Throughout my undergraduate experience, one of my most interesting courses was sociological theory. Although many of the ideas and frameworks challenged my concepts on interactions, ethics, and morality with people, feminist theory happened to cause a shift in my daily presence. As a Canadian sociologist, Dorothy E. Smith actively advocated for sociology to be for women and not about women in comparison and presented the concept of “bifurcated consciousness.” “A bifurcated consciousness refers to two different ways of knowing, experiencing, and acting—the one located in the body and in the space that it occupies and moves into, the other passing beyond it (Adams & Sydie, pg. 552, 2001).” Through her lens of writing, she challenged me to examine who I was as a man and how I treated women as a whole. It is this idea that I wish to explore with you within the realm of higher education and student affairs.

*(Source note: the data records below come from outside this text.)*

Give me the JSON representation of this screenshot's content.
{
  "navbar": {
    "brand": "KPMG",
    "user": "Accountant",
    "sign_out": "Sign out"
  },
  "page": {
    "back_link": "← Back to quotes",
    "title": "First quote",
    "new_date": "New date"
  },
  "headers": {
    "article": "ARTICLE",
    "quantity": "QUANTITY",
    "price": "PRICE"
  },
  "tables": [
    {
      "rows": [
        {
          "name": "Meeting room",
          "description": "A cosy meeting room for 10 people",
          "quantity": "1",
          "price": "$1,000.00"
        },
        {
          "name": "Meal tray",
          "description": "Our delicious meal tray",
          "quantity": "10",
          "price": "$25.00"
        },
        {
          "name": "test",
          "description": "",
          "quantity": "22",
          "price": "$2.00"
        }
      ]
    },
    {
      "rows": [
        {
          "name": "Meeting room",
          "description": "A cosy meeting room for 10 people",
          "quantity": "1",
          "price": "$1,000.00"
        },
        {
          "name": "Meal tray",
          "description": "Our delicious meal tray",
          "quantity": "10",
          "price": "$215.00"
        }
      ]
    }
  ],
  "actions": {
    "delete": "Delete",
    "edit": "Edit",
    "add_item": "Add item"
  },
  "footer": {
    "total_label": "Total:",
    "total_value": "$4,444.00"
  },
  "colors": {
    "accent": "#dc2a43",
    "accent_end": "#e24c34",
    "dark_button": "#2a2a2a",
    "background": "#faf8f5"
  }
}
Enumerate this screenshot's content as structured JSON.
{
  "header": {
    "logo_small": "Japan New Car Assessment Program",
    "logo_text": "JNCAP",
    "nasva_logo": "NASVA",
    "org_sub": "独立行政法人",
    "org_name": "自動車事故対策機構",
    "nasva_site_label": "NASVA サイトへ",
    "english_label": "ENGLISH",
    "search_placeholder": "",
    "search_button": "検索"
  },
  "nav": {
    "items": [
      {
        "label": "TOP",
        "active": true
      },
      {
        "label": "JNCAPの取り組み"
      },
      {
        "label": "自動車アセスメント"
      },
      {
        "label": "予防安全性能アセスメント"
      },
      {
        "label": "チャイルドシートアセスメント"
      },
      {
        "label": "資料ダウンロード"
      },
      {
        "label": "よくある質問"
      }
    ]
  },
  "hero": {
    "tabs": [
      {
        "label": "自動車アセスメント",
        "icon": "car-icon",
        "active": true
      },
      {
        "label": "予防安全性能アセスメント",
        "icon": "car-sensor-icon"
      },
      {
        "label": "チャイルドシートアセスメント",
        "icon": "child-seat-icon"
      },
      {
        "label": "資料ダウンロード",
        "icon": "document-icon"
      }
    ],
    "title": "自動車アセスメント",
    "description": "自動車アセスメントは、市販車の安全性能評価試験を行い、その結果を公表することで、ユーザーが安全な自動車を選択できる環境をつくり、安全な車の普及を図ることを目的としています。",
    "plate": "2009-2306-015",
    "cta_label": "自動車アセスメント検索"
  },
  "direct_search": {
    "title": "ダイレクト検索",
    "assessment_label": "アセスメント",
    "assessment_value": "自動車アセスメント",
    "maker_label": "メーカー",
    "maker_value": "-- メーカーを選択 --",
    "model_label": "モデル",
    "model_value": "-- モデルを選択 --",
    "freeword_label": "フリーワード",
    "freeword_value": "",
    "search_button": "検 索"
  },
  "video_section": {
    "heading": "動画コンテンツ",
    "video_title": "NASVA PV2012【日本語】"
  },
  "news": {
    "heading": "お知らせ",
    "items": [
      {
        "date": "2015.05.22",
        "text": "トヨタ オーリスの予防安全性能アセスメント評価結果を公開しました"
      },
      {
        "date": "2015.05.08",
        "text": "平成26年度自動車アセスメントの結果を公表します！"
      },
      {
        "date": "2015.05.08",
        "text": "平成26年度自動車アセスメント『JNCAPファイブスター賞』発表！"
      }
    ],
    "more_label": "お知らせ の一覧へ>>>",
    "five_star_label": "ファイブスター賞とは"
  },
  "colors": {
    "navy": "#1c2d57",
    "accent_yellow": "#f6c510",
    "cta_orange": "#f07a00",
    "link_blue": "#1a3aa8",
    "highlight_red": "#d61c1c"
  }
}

This consciousness is crucial for me in two distinct ways. First, the relationship building piece has to be a reflective and intentional process by both the women I interact with and myself. Within student affairs, I have plenty of discussions with women about our respective futures, personal lives, career paths, and who we are within these processes. And although many conversations between professionals center on the intersection of identities, I think it is important to examine this idea of consciousness in regards to the cycle of socialization. Harro (2004) articulates that there are a multitude of personal, cultural, institutional agents that intersect, challenge, and form our thought processes, values, and normative behaviors as individuals. This is important to understand in making these connections on a surface level; but, to really dig deep and get something out of the relationship, I want to dial into the consciousness and understand how each individual is showing up into the space on a personal level. All in all, I believe that Smith’s ideology wants all of us to connect but understand what is behind this connection and how our presence intersects with this connection.

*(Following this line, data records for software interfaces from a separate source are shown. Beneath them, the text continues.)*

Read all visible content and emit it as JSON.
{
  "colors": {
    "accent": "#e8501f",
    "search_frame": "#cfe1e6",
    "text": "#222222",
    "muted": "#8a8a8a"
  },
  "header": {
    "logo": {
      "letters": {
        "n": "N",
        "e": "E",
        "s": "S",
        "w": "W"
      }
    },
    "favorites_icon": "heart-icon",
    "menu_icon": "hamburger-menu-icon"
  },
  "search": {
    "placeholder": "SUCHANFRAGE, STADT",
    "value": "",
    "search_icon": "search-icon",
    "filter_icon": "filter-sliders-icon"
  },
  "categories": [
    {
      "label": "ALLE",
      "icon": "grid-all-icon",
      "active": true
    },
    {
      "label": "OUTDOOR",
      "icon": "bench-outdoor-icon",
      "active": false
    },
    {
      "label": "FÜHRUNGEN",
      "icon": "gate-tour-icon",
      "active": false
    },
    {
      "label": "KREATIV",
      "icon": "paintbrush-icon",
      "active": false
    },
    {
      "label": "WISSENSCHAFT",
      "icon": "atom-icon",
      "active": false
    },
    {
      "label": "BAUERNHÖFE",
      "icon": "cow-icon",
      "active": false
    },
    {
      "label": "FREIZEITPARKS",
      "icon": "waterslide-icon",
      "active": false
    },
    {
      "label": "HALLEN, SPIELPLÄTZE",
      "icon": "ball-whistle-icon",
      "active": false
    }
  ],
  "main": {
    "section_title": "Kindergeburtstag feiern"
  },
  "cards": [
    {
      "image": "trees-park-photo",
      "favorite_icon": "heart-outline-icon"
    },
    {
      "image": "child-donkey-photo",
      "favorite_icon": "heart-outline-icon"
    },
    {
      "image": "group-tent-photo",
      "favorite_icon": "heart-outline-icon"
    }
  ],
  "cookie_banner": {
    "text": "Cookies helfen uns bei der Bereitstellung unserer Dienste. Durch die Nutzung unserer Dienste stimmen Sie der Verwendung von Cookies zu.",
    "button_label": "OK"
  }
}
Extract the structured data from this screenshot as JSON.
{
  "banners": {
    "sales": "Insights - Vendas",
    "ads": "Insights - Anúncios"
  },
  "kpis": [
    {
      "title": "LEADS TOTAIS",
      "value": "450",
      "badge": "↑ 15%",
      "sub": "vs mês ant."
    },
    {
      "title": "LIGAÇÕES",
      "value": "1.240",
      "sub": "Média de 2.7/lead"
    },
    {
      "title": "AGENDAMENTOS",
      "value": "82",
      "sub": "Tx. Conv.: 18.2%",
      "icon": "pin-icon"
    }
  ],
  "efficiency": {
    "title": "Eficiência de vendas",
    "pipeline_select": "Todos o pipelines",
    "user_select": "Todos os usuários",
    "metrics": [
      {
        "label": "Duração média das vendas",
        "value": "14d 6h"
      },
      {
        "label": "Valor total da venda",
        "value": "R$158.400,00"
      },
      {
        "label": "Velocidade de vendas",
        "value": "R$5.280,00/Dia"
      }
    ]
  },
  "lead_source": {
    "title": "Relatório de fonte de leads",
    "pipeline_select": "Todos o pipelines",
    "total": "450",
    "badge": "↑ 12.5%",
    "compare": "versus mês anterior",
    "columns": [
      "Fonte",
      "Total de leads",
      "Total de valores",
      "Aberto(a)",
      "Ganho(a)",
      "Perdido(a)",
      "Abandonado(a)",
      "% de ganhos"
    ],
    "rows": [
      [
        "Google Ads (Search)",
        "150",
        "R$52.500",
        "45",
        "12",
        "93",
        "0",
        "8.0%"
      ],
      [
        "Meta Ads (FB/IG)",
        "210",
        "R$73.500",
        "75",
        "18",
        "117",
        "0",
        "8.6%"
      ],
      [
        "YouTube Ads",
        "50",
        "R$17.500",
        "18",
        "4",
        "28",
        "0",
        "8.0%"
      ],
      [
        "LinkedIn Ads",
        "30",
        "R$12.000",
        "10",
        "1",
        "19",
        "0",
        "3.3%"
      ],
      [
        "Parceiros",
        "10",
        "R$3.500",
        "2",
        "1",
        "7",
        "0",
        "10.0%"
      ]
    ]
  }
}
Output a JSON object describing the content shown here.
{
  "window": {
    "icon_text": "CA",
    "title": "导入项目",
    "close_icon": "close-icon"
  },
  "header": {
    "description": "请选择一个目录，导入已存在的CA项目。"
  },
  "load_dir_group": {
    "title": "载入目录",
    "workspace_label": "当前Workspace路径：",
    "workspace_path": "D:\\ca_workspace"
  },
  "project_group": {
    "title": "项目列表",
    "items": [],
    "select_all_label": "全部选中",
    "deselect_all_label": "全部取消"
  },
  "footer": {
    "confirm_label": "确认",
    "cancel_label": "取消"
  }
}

However, it goes deeper. I think the idea of consciousness is crucial for me to really help women develop professionally in the field. Before entering the student affairs profession, I worked as a fast food manager. Over the course of my four years of management experience, I had the pleasure of working with over 10 full time managers—all of which were women. Whether I realized it or not, many conversations about race, class, gender, and their respective future within the company occurred as I was the only male management staff present. Upon reflection, the only reason why this may have been effective was because of one defining factor: I provided the space to talk openly about their presence as women and as managers but also the space to provide their personal history and narrative—that other consciousness—and its potential intersections to that current space. I say this because the same goes for student affairs. To be fully developed, we need the space to provide access to the other side of our consciousness that rarely gets to speak. Moreover, we need to make an active effort to understand what lies in our consciousness through engaging in conversations and deeper learning experiences.

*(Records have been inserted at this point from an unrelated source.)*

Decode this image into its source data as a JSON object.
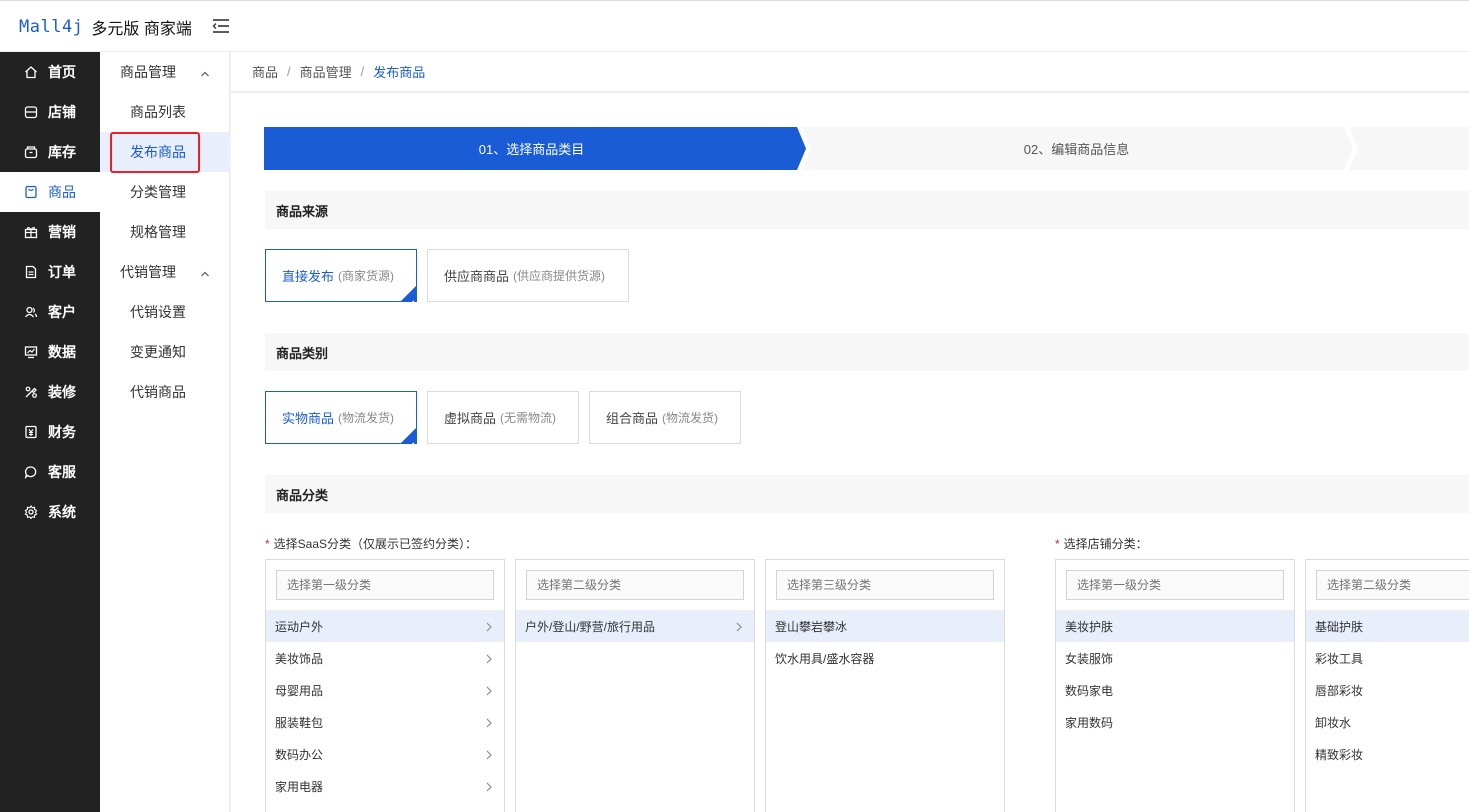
{
  "header": {
    "logo_mark": "Mall4j",
    "logo_text": "多元版 商家端"
  },
  "sidebar": {
    "items": [
      {
        "label": "首页",
        "icon": "home-icon"
      },
      {
        "label": "店铺",
        "icon": "shop-icon"
      },
      {
        "label": "库存",
        "icon": "inventory-icon"
      },
      {
        "label": "商品",
        "icon": "product-icon"
      },
      {
        "label": "营销",
        "icon": "gift-icon"
      },
      {
        "label": "订单",
        "icon": "order-icon"
      },
      {
        "label": "客户",
        "icon": "customer-icon"
      },
      {
        "label": "数据",
        "icon": "data-icon"
      },
      {
        "label": "装修",
        "icon": "decorate-icon"
      },
      {
        "label": "财务",
        "icon": "finance-icon"
      },
      {
        "label": "客服",
        "icon": "chat-icon"
      },
      {
        "label": "系统",
        "icon": "settings-icon"
      }
    ],
    "active_index": 3
  },
  "submenu": {
    "group1": "商品管理",
    "items1": [
      "商品列表",
      "发布商品",
      "分类管理",
      "规格管理"
    ],
    "group2": "代销管理",
    "items2": [
      "代销设置",
      "变更通知",
      "代销商品"
    ],
    "active": "发布商品"
  },
  "breadcrumb": {
    "items": [
      "商品",
      "商品管理"
    ],
    "current": "发布商品"
  },
  "steps": {
    "step1": "01、选择商品类目",
    "step2": "02、编辑商品信息"
  },
  "colors": {
    "accent": "#1a5cd6",
    "sidebar_bg": "#222222",
    "highlight_red": "#e5222a"
  },
  "source": {
    "title": "商品来源",
    "options": [
      {
        "label": "直接发布",
        "hint": "(商家货源)",
        "selected": true
      },
      {
        "label": "供应商商品",
        "hint": "(供应商提供货源)",
        "selected": false
      }
    ]
  },
  "product_type": {
    "title": "商品类别",
    "options": [
      {
        "label": "实物商品",
        "hint": "(物流发货)",
        "selected": true
      },
      {
        "label": "虚拟商品",
        "hint": "(无需物流)",
        "selected": false
      },
      {
        "label": "组合商品",
        "hint": "(物流发货)",
        "selected": false
      }
    ]
  },
  "category": {
    "title": "商品分类",
    "saas_label": "选择SaaS分类（仅展示已签约分类）：",
    "shop_label": "选择店铺分类：",
    "saas_level1": {
      "placeholder": "选择第一级分类",
      "items": [
        "运动户外",
        "美妆饰品",
        "母婴用品",
        "服装鞋包",
        "数码办公",
        "家用电器"
      ],
      "selected": 0
    },
    "saas_level2": {
      "placeholder": "选择第二级分类",
      "items": [
        "户外/登山/野营/旅行用品"
      ],
      "selected": 0
    },
    "saas_level3": {
      "placeholder": "选择第三级分类",
      "items": [
        "登山攀岩攀冰",
        "饮水用具/盛水容器"
      ],
      "selected": 0
    },
    "shop_level1": {
      "placeholder": "选择第一级分类",
      "items": [
        "美妆护肤",
        "女装服饰",
        "数码家电",
        "家用数码"
      ],
      "selected": 0
    },
    "shop_level2": {
      "placeholder": "选择第二级分类",
      "items": [
        "基础护肤",
        "彩妆工具",
        "唇部彩妆",
        "卸妆水",
        "精致彩妆"
      ],
      "selected": 0
    }
  }
}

We do amazing work in student affairs. We advise, challenge, and advocate for students, staff, and our institution at large. We see the potential of learning that extends outside of the classroom. However, we cannot do this effectively if we are unwilling to challenge the process within ourselves. So, I would like to challenge men to actively engage women in conversations about their consciousness and discover what men can learn. This is the only way we can truly help, understand, and support our co-workers and colleagues. Also, I would like to challenge women to be vulnerable, step into a space, and display what your consciousness is really saying unapologetically. It deserves a platform just as much as any other part of your identity as well.
Thank you for allowing me the opportunity to share my experiences and journey. I hope to hear about yours sometime in the future.
Kelvin Rutledge is the Graduate Assistant, ePortfolio and First-Year Outreach at The Florida State University Career Center. Find him on Twitter @SAGradKelvin.
Adams, B.N. & Sydie, R.A. (2001). Sociological theory. (pp. 551-552). Thousand Oaks, California: Pine Forge Press
Harro, B. (2010). The cycle of socialization. In M. Adams, L.A. Bell, & P. Griffin (Eds.), Readings for diversity and social justice (2nd ed., pp. 15-21). Florence, KY: Routledge